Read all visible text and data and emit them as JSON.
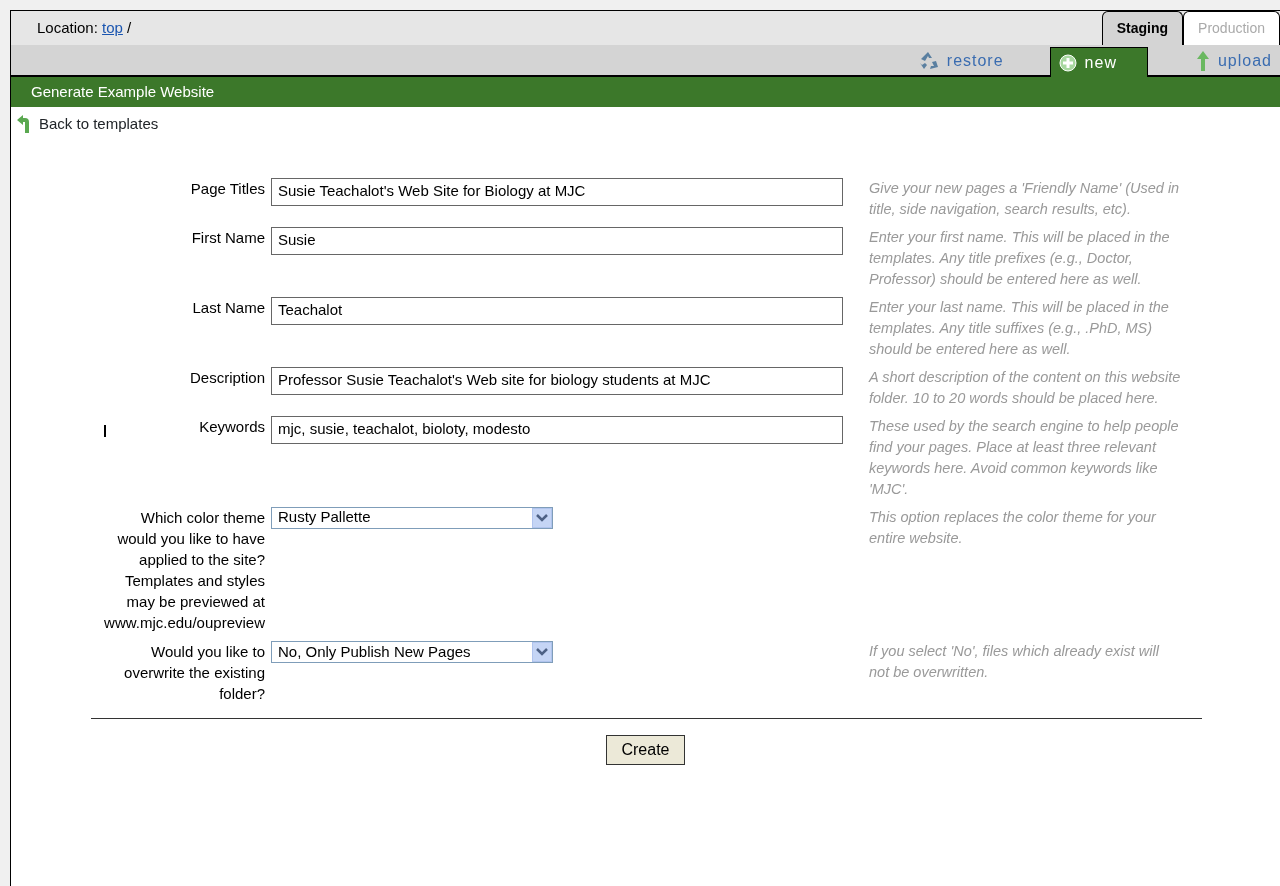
{
  "location": {
    "label": "Location:",
    "link": "top",
    "separator": "/"
  },
  "env_tabs": [
    {
      "label": "Staging",
      "selected": true
    },
    {
      "label": "Production",
      "selected": false
    }
  ],
  "actions": [
    {
      "label": "restore",
      "kind": "restore",
      "selected": false
    },
    {
      "label": "new",
      "kind": "new",
      "selected": true
    },
    {
      "label": "upload",
      "kind": "upload",
      "selected": false
    }
  ],
  "title": "Generate Example Website",
  "back_link": "Back to templates",
  "fields": [
    {
      "kind": "text",
      "label": "Page Titles",
      "value": "Susie Teachalot's Web Site for Biology at MJC",
      "hint": "Give your new pages a 'Friendly Name' (Used in title, side navigation, search results, etc)."
    },
    {
      "kind": "text",
      "label": "First Name",
      "value": "Susie",
      "hint": "Enter your first name. This will be placed in the templates. Any title prefixes (e.g., Doctor, Professor) should be entered here as well."
    },
    {
      "kind": "text",
      "label": "Last Name",
      "value": "Teachalot",
      "hint": "Enter your last name. This will be placed in the templates. Any title suffixes (e.g., .PhD, MS) should be entered here as well."
    },
    {
      "kind": "text",
      "label": "Description",
      "value": "Professor Susie Teachalot's Web site for biology students at MJC",
      "hint": "A short description of the content on this website folder. 10 to 20 words should be placed here."
    },
    {
      "kind": "text",
      "label": "Keywords",
      "value": "mjc, susie, teachalot, bioloty, modesto",
      "hint": "These used by the search engine to help people find your pages. Place at least three relevant keywords here. Avoid common keywords like 'MJC'."
    },
    {
      "kind": "select",
      "label": "Which color theme would you like to have applied to the site? Templates and styles may be previewed at www.mjc.edu/oupreview",
      "value": "Rusty Pallette",
      "hint": "This option replaces the color theme for your entire website."
    },
    {
      "kind": "select",
      "label": "Would you like to overwrite the existing folder?",
      "value": "No, Only Publish New Pages",
      "hint": "If you select 'No', files which already exist will not be overwritten."
    }
  ],
  "submit": "Create"
}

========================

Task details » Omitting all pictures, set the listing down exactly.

Solution to the exercise »
Read all visible text and data and emit them as JSON.
{
  "location": {
    "label": "Location:",
    "link": "top",
    "separator": "/"
  },
  "env_tabs": [
    {
      "label": "Staging",
      "selected": true
    },
    {
      "label": "Production",
      "selected": false
    }
  ],
  "actions": [
    {
      "label": "restore",
      "kind": "restore",
      "selected": false
    },
    {
      "label": "new",
      "kind": "new",
      "selected": true
    },
    {
      "label": "upload",
      "kind": "upload",
      "selected": false
    }
  ],
  "title": "Generate Example Website",
  "back_link": "Back to templates",
  "fields": [
    {
      "kind": "text",
      "label": "Page Titles",
      "value": "Susie Teachalot's Web Site for Biology at MJC",
      "hint": "Give your new pages a 'Friendly Name' (Used in title, side navigation, search results, etc)."
    },
    {
      "kind": "text",
      "label": "First Name",
      "value": "Susie",
      "hint": "Enter your first name. This will be placed in the templates. Any title prefixes (e.g., Doctor, Professor) should be entered here as well."
    },
    {
      "kind": "text",
      "label": "Last Name",
      "value": "Teachalot",
      "hint": "Enter your last name. This will be placed in the templates. Any title suffixes (e.g., .PhD, MS) should be entered here as well."
    },
    {
      "kind": "text",
      "label": "Description",
      "value": "Professor Susie Teachalot's Web site for biology students at MJC",
      "hint": "A short description of the content on this website folder. 10 to 20 words should be placed here."
    },
    {
      "kind": "text",
      "label": "Keywords",
      "value": "mjc, susie, teachalot, bioloty, modesto",
      "hint": "These used by the search engine to help people find your pages. Place at least three relevant keywords here. Avoid common keywords like 'MJC'."
    },
    {
      "kind": "select",
      "label": "Which color theme would you like to have applied to the site? Templates and styles may be previewed at www.mjc.edu/oupreview",
      "value": "Rusty Pallette",
      "hint": "This option replaces the color theme for your entire website."
    },
    {
      "kind": "select",
      "label": "Would you like to overwrite the existing folder?",
      "value": "No, Only Publish New Pages",
      "hint": "If you select 'No', files which already exist will not be overwritten."
    }
  ],
  "submit": "Create"
}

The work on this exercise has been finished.